The Crystal Palace Programme & Guide to the Entertainments:
As I flipped gently though the soft, slightly yellowed pages of the programme, I found the lithographic lettering, the carefully phrased announcements of the many marvels and spectacles to be seen, and even the advertisements all pulling me back to Saturday, April 13, 1901, to stand beneath the high ceiling of cast iron and sheets of plate glass that covered the enormous structure. I began to hear the faint sounds of orchestral music from the buildings’ theatres, the clicking of heeled boots and swishing of long skirts against the wooden floorboards and the buzz of hundreds of excited voices joined together in this place at a time when the world was on the very cusp of an era of rapid scientific and technological progress; a time when, in the Crystal Palace of England, there would have seemed no end to the marvels humankind could produce.

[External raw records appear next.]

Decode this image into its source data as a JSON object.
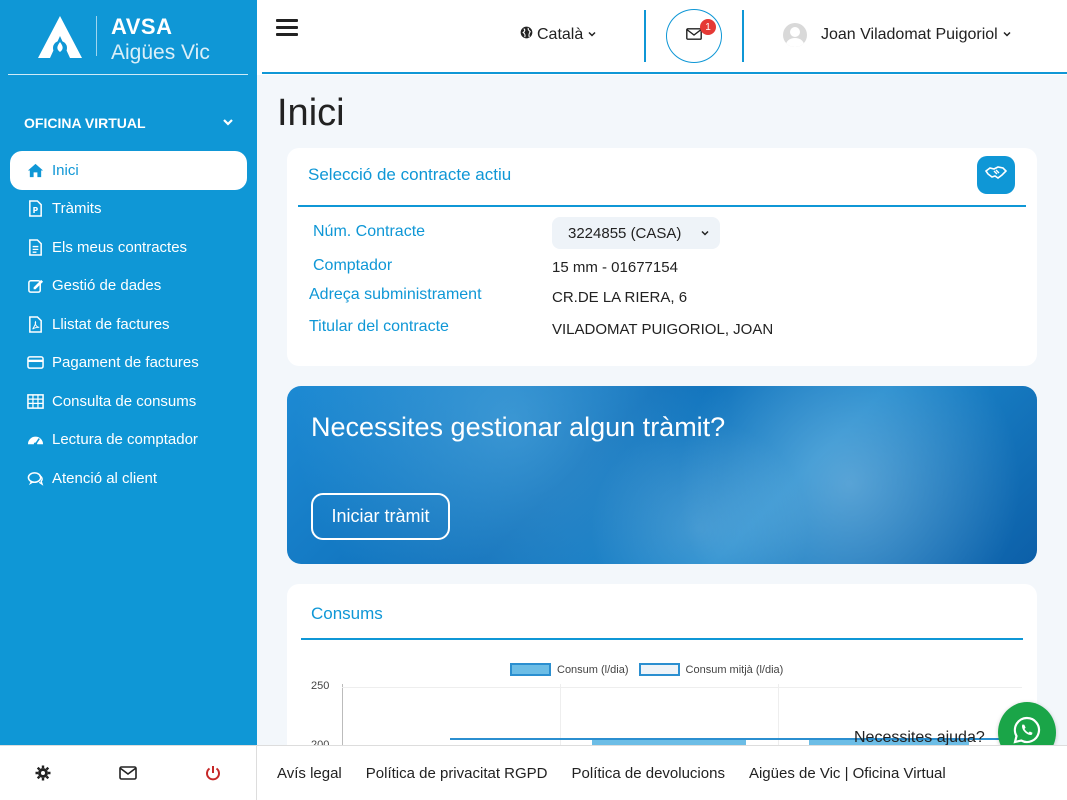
{
  "brand": {
    "title": "AVSA",
    "subtitle": "Aigües Vic"
  },
  "sidebar": {
    "section_label": "OFICINA VIRTUAL",
    "items": [
      {
        "label": "Inici",
        "icon": "home-icon",
        "active": true
      },
      {
        "label": "Tràmits",
        "icon": "document-p-icon"
      },
      {
        "label": "Els meus contractes",
        "icon": "contract-icon"
      },
      {
        "label": "Gestió de dades",
        "icon": "edit-icon"
      },
      {
        "label": "Llistat de factures",
        "icon": "pdf-icon"
      },
      {
        "label": "Pagament de factures",
        "icon": "credit-card-icon"
      },
      {
        "label": "Consulta de consums",
        "icon": "table-icon"
      },
      {
        "label": "Lectura de comptador",
        "icon": "gauge-icon"
      },
      {
        "label": "Atenció al client",
        "icon": "chat-icon"
      }
    ],
    "bottom_icons": [
      "gear-icon",
      "mail-icon",
      "power-icon"
    ]
  },
  "header": {
    "language": "Català",
    "mail_badge": "1",
    "user_name": "Joan Viladomat Puigoriol"
  },
  "main": {
    "page_title": "Inici",
    "contract_card": {
      "title": "Selecció de contracte actiu",
      "rows": [
        {
          "label": "Núm. Contracte",
          "value": "3224855 (CASA)"
        },
        {
          "label": "Comptador",
          "value": "15 mm - 01677154"
        },
        {
          "label": "Adreça subministrament",
          "value": "CR.DE LA RIERA, 6"
        },
        {
          "label": "Titular del contracte",
          "value": "VILADOMAT PUIGORIOL, JOAN"
        }
      ]
    },
    "banner": {
      "title": "Necessites gestionar algun tràmit?",
      "button_label": "Iniciar tràmit"
    },
    "consums_card": {
      "title": "Consums"
    }
  },
  "chart_data": {
    "type": "bar",
    "legend": [
      "Consum (l/dia)",
      "Consum mitjà (l/dia)"
    ],
    "y_ticks": [
      "250",
      "200"
    ],
    "ylim": [
      0,
      250
    ],
    "grid": true,
    "legend_position": "top"
  },
  "help": {
    "text": "Necessites ajuda?"
  },
  "footer": {
    "links": [
      "Avís legal",
      "Política de privacitat RGPD",
      "Política de devolucions",
      "Aigües de Vic | Oficina Virtual"
    ]
  },
  "colors": {
    "accent": "#0f97d6",
    "whatsapp": "#1aa548",
    "badge": "#e53935"
  }
}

The Crystal Palace was constructed specifically to house the world’s most impressive technological feats for the 1851 Great Exhibition. In preparation for this event, a committee was appointed to select a design for the building and oversee construction.¹ Their workspace was soon flooded with the designs of hopeful applicants and although they highly praised a couple of these submissions, all of the initial applications were denied; there were certain restraints that had not met: the building was to be temporary and had to be cheap to construct. After fielding the relentless badgering of a disgruntled, rejected applicant, and the ridicule of their own standby design which they published for review in the paper, the harried selection committee found its solution in the design of Joseph Paxton.
Paxton was mostly known at the time for his green thumb; working as a gardener for the 6th Duke of Devonshire at Chatworth House. In his attempts to save the life of a giant Victoria Amazonica waterlily that had just recently been discovered by European botanists and was fading away in its new, unfamiliar environment, Paxton created a more appropriate habitat for the lily, in the form of a cast plate glass house and in this building, the lily thrived.

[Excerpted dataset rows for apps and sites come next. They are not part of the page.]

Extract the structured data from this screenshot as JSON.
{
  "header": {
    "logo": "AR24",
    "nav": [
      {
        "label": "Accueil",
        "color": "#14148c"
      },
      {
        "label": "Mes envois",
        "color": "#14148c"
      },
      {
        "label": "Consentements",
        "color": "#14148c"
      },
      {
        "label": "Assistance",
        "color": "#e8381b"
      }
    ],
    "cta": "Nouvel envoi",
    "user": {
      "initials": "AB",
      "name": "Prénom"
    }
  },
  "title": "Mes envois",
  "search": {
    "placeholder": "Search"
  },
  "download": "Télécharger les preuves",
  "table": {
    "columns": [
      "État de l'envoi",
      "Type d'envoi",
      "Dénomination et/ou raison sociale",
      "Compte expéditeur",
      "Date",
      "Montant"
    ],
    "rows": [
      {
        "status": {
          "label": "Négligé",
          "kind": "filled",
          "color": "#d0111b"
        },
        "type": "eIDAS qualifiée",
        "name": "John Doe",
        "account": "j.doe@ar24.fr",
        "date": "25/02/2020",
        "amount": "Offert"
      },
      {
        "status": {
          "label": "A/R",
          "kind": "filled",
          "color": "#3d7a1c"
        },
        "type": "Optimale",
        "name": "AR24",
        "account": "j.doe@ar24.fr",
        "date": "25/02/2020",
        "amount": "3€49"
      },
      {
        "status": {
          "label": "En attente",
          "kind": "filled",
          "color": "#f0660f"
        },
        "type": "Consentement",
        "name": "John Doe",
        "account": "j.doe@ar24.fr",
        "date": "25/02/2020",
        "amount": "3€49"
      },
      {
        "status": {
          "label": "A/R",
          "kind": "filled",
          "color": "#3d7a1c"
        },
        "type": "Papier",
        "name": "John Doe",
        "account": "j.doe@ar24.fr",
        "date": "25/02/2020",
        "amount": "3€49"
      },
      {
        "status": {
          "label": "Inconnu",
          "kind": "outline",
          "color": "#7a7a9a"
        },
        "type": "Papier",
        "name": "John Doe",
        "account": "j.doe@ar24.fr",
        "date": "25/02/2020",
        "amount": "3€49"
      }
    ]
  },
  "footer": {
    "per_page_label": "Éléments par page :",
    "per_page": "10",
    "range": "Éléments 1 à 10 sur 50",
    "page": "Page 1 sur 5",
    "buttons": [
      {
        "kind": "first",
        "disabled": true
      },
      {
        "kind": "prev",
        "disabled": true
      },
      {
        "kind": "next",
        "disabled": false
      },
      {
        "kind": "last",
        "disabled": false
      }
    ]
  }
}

The Lily House provided the inspiration for the Crystal Palace and by the Great Exhibition in May of 1851, the largest building of glass ever to have been constructed at the time, glittered on the lawns of Hyde Park, England like an enormous gemstone.

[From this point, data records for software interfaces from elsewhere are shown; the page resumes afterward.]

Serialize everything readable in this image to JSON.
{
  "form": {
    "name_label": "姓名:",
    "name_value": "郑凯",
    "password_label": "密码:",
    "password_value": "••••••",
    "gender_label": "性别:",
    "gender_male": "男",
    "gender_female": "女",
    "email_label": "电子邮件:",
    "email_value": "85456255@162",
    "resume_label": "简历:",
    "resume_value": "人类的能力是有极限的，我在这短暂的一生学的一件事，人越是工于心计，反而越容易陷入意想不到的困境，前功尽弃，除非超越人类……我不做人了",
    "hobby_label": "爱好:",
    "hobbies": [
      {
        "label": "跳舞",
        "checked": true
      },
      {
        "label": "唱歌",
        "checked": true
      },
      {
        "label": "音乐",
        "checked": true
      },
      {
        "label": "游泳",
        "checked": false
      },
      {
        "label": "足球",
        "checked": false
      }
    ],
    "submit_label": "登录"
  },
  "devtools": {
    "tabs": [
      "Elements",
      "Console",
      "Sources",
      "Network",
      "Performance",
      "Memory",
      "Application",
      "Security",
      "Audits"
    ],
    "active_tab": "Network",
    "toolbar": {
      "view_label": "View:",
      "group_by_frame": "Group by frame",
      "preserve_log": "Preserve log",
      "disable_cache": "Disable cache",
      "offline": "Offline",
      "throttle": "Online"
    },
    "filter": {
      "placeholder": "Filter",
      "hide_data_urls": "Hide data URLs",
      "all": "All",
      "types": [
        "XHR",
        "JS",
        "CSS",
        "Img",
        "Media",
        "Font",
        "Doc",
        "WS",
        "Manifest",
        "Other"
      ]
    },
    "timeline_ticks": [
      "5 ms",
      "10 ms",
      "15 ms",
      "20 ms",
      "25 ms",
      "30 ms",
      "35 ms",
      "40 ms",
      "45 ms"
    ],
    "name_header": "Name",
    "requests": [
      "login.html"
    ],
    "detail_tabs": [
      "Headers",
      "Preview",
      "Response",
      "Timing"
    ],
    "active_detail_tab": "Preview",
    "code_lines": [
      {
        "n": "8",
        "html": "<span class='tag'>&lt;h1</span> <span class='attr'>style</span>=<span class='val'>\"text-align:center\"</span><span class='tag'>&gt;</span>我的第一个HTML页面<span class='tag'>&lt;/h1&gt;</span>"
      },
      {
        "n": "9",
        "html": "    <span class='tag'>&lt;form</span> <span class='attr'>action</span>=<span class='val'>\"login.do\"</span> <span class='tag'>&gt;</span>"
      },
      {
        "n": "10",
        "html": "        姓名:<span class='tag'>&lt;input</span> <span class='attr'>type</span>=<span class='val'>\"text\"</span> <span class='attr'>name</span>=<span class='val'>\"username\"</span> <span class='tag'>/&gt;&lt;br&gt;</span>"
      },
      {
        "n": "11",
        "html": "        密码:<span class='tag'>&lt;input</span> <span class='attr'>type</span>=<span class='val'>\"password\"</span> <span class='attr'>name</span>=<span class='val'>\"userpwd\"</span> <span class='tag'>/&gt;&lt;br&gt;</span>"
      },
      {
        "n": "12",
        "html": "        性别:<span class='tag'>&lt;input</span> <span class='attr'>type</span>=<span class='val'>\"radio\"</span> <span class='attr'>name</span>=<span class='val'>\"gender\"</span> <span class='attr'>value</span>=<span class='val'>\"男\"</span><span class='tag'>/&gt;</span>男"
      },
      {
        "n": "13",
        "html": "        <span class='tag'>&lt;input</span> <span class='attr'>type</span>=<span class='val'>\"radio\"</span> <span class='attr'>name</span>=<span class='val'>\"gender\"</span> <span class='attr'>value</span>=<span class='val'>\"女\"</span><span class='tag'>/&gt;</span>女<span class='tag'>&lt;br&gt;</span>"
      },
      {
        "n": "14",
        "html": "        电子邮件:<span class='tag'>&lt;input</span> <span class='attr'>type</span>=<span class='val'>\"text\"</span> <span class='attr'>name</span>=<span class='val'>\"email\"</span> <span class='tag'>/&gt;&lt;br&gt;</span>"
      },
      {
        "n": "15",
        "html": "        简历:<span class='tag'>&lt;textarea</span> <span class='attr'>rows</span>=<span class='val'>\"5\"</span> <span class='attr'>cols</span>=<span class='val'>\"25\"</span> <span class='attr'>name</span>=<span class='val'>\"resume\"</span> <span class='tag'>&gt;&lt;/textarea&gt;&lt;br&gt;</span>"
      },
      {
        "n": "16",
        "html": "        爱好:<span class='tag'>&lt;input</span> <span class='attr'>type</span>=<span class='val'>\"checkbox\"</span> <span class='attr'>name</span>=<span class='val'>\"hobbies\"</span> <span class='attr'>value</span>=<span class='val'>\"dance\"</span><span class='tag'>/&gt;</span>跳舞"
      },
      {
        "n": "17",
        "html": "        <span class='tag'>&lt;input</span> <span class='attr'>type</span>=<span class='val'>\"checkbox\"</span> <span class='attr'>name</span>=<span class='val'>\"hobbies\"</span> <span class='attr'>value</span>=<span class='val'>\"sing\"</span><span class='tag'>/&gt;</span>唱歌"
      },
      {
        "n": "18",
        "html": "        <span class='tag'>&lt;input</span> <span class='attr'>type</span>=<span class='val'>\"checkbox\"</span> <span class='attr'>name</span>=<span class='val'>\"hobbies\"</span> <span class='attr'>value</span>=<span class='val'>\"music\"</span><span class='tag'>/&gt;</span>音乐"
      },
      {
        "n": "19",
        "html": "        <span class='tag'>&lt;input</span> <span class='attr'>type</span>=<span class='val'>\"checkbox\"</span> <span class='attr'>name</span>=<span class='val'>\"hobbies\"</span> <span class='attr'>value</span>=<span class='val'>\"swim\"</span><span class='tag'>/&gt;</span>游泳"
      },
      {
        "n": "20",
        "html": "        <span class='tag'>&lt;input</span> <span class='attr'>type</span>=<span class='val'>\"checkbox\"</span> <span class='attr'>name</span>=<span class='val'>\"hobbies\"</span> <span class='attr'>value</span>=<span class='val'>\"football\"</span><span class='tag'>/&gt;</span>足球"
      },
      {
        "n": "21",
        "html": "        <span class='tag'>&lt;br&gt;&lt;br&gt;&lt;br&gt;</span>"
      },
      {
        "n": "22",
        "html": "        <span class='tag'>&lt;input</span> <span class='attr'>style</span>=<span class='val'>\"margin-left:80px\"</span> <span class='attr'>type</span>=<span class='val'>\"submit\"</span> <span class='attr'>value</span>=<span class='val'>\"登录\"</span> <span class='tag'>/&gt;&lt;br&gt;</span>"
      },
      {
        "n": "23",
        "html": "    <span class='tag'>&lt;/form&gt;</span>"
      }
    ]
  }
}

After the Great Exhibition, when its temporary site was to be reclaimed, the Crystal Palace relocated to Penge Place atop Sydenham Hill, the site at which the marvels announced in this week’s ephemera piece were located. There you could see such things as an automaton ladies’ orchestra comprised of eleven life-sized figures playing “delightful” music, the Reno Inclined Elevator or Electric Stairway (the now common escalator) available for viewing at one penny per person, and the curious behaviour and interactions of ants in the Royal Exhibition of Working Ants, until fire claimed the building on November 30th of 1936.
We can still marvel at the Crystal Palace to this day though, by gazing at the many photographs and paintings that commemorate its existence and by imagining how it would have felt to be there, swept up in all the excitement and clutching a freshly printed Crystal Palace Programme & Guide to the Entertainments.
Check back for another ephemera feature next week!